The assumption was always there that Aidan Hutchinson was going to be a Wolverine.
Early on in the process however, his father, Chris Hutchinson, a former captain at Michigan, told his son that wherever he decided was the best college for him, he would have his dad's support. Dad lived up to those words and the family visited many schools including Michigan State, Notre Dame and Ohio State, three of Michigan's biggest rivals.
When the dust settled, however, Aidan's lifelong familiarity and love for the school where his father played at led him to follow in those footsteps and on Tuesday, they drove up to Ann Arbor and committed to Jim Harbaugh and the Wolverines.
"I looked at all the schools and Michigan always been up there for me, but I was trying to see what other schools were out there and none compared to Michigan," Hutchinson said.
The commitment was very well received, especially in the aftermath of a visit to South Bend just the day before.
"I immediately felt like a part of the family. When I told Coach Harbaugh, he was ecstatic. Coach Mattison was with me too. Then when I walked into the hallway, it was like all the coaches were out there. It was a huge celebration."
Hutchinson stands 6-foot-6, 245 pounds. That is up from the 6-foot-4, 220 pounds he was when Michigan offered almost a year ago. He had 11 sacks at that size during the fall and his combination of physical skills, intangibles and growth potential has the Wolverine defensive staff excited about what he could be.
"Right after told them I was committing, we had a little defensive meeting with Coach Brown and Coach Mattison about where I would be playing and they said it would be one of their defensive ends, they don't know which one yet because of how my body will grow but it will be either a five-tech or a six-tech."

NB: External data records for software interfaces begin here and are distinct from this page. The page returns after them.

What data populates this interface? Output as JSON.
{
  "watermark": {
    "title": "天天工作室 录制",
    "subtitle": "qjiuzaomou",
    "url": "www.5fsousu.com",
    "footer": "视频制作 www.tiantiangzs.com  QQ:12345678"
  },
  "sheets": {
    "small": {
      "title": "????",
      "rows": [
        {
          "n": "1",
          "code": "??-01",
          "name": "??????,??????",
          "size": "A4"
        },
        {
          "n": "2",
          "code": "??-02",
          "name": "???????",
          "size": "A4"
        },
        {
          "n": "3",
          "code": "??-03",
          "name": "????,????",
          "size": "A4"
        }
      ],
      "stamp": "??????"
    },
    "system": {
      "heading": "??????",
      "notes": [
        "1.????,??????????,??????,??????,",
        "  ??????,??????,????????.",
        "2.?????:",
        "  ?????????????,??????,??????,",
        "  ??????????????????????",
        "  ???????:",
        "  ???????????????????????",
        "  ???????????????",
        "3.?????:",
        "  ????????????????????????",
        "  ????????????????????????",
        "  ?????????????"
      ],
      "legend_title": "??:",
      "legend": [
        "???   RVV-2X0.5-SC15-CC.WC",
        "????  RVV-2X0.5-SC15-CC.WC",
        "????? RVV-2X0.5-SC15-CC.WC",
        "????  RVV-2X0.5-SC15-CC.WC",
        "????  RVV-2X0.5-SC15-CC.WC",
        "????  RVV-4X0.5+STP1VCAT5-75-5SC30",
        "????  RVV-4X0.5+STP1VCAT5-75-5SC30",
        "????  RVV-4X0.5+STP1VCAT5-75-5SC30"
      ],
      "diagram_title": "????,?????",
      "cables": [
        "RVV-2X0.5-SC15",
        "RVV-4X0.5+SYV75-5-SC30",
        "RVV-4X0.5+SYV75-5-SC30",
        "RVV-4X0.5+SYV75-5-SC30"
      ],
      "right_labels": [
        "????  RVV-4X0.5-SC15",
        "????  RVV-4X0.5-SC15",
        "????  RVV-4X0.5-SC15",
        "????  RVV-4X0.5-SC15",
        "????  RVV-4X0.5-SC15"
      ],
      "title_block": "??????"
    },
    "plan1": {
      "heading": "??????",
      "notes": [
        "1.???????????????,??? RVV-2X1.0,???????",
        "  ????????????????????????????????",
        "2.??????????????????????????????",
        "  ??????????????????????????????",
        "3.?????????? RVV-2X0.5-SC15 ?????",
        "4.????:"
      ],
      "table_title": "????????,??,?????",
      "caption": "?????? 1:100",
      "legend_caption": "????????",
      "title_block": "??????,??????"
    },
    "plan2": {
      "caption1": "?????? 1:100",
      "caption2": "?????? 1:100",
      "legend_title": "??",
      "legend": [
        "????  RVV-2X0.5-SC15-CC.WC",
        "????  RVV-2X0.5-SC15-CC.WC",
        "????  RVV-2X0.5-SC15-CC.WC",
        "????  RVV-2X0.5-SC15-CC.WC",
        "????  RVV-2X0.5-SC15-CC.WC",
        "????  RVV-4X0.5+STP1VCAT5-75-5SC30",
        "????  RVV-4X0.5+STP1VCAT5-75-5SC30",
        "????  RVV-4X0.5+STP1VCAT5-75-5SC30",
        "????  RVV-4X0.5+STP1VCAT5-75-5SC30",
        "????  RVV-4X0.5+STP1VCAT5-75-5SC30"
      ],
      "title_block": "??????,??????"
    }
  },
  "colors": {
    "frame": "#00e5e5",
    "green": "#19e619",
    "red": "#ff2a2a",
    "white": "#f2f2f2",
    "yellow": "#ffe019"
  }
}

The Hutchinsons continued to attend Michigan games even after Chris was done playing. As a result, Aidan has some very early memories of The Big House.
"It goes back a long way. I've been going to games ever since I was little with my dad. I remember visiting for a game when I was nine when they were honoring my dad as a captain."
In about 18 months, he will run through the same tunnel and touch the same banner his father did, wearing the same winged helmet, and although he still has unfinished business at Divine Child this fall, that future in Ann Arbor is visible on the horizon.
"That's going to be something else, a special moment, one I've been dreaming about since I was a little kid. Just thinking about it now gets me excited and I can't wait to start there."